Chatting with Kurt Vile about his new suite of "epic folk"
Kurt Vile is quickly reaching “Your Favorite Songwriter’s Favorite Songwriter” status. That rarefied air is inhabited by only a handful of artists whose music transcends media and marketing hype. And it’s no surprise, considering the volume of critical praise Vile has recently garnered.
Earlier this month, he released Smoke Ring for My Halo, a follow-up to his acclaimed 2009 record Childish Prodigy and his second album for legendary indie-rock imprint Matador Records. On the surface, Vile’s latest is far more refined and subdued than the unpredictable, psych-rock-informed Prodigy, but it’s no less powerful. Halo finds Vile wielding his talents with uncanny precision, and revealing an affinity for folk songwriting. The result is his most compelling and, in some ways, challenging work to date.
Seven Days caught up with Vile by phone from his Philadelphia home in advance of an upcoming gig with his full band, the Violators, at the Monkey House on Sunday, March 13.
SEVEN DAYS: You’ve described Childish Prodigy as being created through a sort of “aimless wandering.” In contrast, Halo seems very focused. Was your approach in fact more purposeful?
KURT VILE: Yeah. I went in knowing I wanted to make a more cohesive album. But I wouldn’t have said Childish Prodigy was aimless when I was doing it. I just happened to be working on an electric, psychedelic record that was inspired by our live shows. I also didn’t know it was going to be on Matador [Records].
SD: Would that have mattered?
KV: Well, I knew I was recording it to shop around. And I thought it was my ultimate statement, which it was at the time. But [Halo] is the first record we’ve done completely from scratch.
SD: Did you find that to be limiting or liberating?
KV: Neither, I guess. But when I first started I thought it was going to be an acoustic record. Then, somewhere along the line, I figured out what the theme wanted to be and just went along with it — the sonic theme. It’s not a concept album or anything.
SD: Maybe not. But there are certainly running lyrical themes. The title, for example, hints at a moral duality.
KV: This is a very lyrical record. And I think this batch of songs did carry that vibe, though just by chance, because that’s where I’m at lyrically right now. “Smoke Ring for My Halo” was my favorite song on the record. But it’s a pretty straightforward song, and I wanted it to pop out, which is why I chose it for the title. But those lyrics do sum up a sort of loose theme with the other songs. Like an angel smoking a cigarette. Those things kind of cancel each other out, and then you’re just human.
SD: The music on Halo seems a little brighter, or maybe cleaner, than it is on Prodigy. But then there is a darker lyrical undercurrent. But even that is balanced with a subtle humor.
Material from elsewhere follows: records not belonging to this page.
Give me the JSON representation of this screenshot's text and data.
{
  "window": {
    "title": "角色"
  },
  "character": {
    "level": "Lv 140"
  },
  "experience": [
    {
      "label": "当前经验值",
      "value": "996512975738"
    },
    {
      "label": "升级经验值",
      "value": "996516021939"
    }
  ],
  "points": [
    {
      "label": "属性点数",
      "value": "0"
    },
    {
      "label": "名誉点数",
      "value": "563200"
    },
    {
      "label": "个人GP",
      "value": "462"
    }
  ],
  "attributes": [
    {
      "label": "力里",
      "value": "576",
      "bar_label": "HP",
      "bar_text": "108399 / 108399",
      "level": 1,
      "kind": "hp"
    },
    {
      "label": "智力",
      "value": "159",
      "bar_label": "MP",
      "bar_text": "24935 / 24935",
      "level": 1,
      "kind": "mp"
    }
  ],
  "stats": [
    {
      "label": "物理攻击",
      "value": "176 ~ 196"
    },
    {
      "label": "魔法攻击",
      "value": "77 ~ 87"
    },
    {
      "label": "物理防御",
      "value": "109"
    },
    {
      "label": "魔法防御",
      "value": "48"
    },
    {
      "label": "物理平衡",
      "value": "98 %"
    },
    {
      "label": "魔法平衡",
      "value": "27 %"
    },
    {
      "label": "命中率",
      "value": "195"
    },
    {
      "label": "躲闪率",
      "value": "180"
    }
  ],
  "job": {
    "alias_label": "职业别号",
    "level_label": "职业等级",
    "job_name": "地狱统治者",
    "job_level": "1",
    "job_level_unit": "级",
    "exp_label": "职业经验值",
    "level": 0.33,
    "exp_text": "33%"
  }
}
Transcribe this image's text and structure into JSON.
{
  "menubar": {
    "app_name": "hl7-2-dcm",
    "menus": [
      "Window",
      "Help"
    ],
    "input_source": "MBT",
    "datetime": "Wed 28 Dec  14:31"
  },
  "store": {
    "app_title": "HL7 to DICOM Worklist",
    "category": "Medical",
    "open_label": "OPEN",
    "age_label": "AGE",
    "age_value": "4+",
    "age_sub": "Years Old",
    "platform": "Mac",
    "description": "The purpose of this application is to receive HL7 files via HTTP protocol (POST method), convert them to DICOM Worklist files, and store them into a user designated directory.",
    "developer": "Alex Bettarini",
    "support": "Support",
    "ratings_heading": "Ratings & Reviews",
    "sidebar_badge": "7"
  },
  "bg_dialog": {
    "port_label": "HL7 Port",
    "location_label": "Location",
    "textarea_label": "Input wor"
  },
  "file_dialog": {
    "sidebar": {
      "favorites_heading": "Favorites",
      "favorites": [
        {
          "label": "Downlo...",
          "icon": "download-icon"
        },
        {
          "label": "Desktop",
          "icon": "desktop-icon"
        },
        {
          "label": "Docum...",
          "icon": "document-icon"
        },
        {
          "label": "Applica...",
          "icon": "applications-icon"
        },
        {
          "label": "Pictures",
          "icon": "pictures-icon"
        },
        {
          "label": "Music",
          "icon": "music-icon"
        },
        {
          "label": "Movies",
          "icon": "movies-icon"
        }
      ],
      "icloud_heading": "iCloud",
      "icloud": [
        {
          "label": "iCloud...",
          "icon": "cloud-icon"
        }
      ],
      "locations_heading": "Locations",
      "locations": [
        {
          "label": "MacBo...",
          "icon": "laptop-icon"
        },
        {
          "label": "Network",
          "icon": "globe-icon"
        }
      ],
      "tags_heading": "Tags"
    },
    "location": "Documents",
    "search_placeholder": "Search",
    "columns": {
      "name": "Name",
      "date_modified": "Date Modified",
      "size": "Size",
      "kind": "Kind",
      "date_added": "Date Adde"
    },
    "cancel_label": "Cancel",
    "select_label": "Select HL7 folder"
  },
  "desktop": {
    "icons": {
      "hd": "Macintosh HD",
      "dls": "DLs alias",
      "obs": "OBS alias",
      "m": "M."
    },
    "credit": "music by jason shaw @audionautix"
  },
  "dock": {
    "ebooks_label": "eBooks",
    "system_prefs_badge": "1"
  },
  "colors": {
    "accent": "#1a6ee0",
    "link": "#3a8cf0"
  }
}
KV: I think that’s just the way my songs come out … it’s usually late at night, like, one or two in the morning, and I’m by myself. But I’m not really a cynical person. Or, only as cynical as any person who’s thinking about life late at night.
SD: This album feels like the union of the various sonic experiments you’ve undertaken over the years.
KV: Sort of. The result is that nothing “rocks.” There are rock undertones, and psychedelic and pop and folk undertones, too. But when you combine ’em all, I’d say it’s an “epic folk” record.
SD: You do a lot of in-store performances at record shops. Why is that important to you?
KV: I started out playing solo acoustic. I mean, I always had a band on the side, too. But once you’re dealing with electricity, you can spin out of control. So, it’s nice to go back and do songs solo in a place that is comforting to me, which is the record store. People are there who buy music, who are music fans. So, it’s a chance to deliver music to them in the purest form, or the earliest form of me writing music, anyway.
SD: But you also tour with a full band, the Violators.
KV: And that’s equally as powerful. If you choose the right bandmates, everybody has their place. Everybody adds their own pieces and then everybody is bouncing off each other, and the energy. And that’s rock and roll. It would be a bummer to not be able to rock.
SD: Absolutely. Speaking of rocking, a clear touchstone for your music is the alt and indie rock of the 1980s and 1990s. What was it like to tour with bands you idolized, such as Dinosaur Jr. and Sonic Youth?
KV: I’ll tell you, I’ve always had that master plan in mind. But, on a personal level, just to get to know them as people is really awesome. And it’s amazing to play for their crowds. It’s beyond a childhood dream. Though I don’t like to say that because I don’t want to make anyone feel like they're old. Nobody's old.